Segment Start: Available data
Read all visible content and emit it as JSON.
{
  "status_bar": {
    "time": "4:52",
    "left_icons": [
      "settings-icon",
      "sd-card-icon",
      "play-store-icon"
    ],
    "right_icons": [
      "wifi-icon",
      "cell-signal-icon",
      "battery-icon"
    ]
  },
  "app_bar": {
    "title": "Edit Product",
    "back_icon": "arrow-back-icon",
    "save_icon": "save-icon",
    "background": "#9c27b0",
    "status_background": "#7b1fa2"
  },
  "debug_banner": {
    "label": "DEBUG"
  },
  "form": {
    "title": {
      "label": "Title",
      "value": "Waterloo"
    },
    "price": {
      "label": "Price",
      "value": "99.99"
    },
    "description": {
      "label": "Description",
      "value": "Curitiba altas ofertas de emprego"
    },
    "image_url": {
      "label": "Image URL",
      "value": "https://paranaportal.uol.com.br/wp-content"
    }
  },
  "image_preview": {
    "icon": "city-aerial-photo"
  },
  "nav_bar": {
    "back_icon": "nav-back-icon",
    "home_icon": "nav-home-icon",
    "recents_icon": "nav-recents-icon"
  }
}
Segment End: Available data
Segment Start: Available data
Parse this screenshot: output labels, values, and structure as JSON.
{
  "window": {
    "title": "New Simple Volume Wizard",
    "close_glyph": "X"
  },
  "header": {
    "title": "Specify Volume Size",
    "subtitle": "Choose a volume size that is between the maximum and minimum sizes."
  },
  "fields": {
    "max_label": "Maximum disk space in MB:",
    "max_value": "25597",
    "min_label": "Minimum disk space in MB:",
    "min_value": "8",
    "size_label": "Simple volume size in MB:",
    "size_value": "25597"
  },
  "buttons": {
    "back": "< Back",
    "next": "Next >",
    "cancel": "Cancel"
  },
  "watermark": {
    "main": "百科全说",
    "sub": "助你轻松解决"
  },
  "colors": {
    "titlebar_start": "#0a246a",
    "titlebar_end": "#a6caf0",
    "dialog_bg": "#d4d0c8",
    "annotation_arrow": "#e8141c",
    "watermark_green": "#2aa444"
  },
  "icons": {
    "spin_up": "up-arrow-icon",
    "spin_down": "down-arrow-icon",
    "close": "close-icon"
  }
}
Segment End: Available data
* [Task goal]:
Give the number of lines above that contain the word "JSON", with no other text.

* [Result]:
2